I should mention that there are 10 students in the class right now.  The school had accepted 24 students in this class, but for various reasons many of them have not made it to the school yet.  We are going ahead with teaching the 10, and thanking God for their decision to put aside all the things of the world in order to gain a better understanding of God’s word.  There are plans underway to bring in additional students that will catch up by taking classes in July, when this class returns home for a month to be able to plant the crops their families will need to survive.  Then the two classes will join together for the rest of the two year commitment the school requires.

The verdict on whether I talk to fast is in, and the answer was a resounding yes!  However the tests were not too bad, not because of my teaching, but because the one student that could understand me formed a study group at 7AM this morning and was helping the other students who had no idea what I had said.  Pretty cool!

Today I did much better – still need to slow down a little more I think, but the students are opening up more and letting me know if I get excited.  We started on the Old Testament survey this morning, going through the book of Numbers.  The students are quite sharp and know most of the stories in the Bible, so it is very encouraging to me.  Tomorrow’s test should let me know if I have slowed down enough to be more effective as a teacher here.

Wednesday – June 1
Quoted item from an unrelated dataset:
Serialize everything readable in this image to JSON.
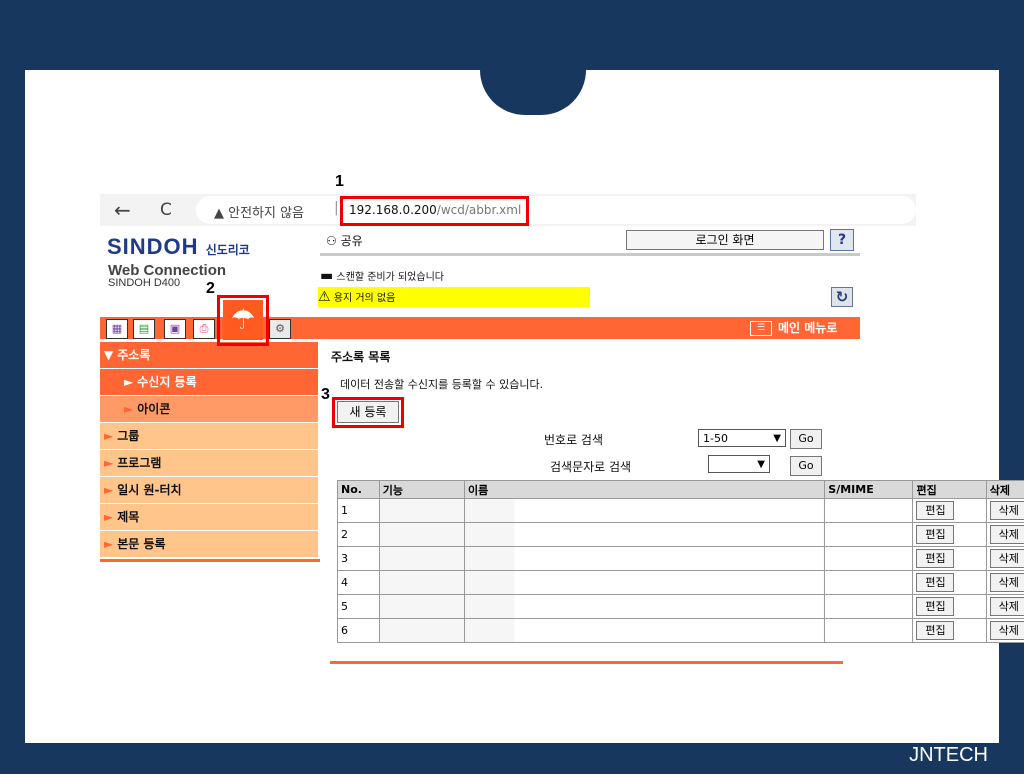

Today’s test went much better!  Either I made it to easy or they are beginning to be able to hear me better.  Today we covered Deuteronomy through 1 Sam 8.  I will have to make tomorrow’s test a little tougher to see what happens.

I am slowly learning the students names, but have a tough time with pronouncing them in a way that they understand who I’m calling on!  The class includes Telinyi Johnson, Joseph Miatib, Donker Mathew, Kwame Lot, Loti Nlakidi, Bilam Philip, Timothy Niligrini. Fobil Joseph, Lanyon Solomon and Bentime Godwin.   I will have to continue working on this!

This evening we ran out of water in the tank that feeds the bathrooms to both mine and Steven’s apartments.  It is attached to the city water supply so no one can figure out why it is not filling up, as the tanks in the courtyard that the students use are full.  Anyway, tomorrow morning I will get to experience bucket bathing for the first time.

That’s all for now.  Thanks again for your continued prayers.  I am privileged in that I get to see the results of the money you give and the prayers you offer that make this work possible.  I can tell you that it is a very good work, one that is offering sound teaching to men who want to take the message back to their villages and tribes.  You are helping to take the gospel message to places most of us have never dreamed of.  God bless you!


Posted on June 5, 2011 .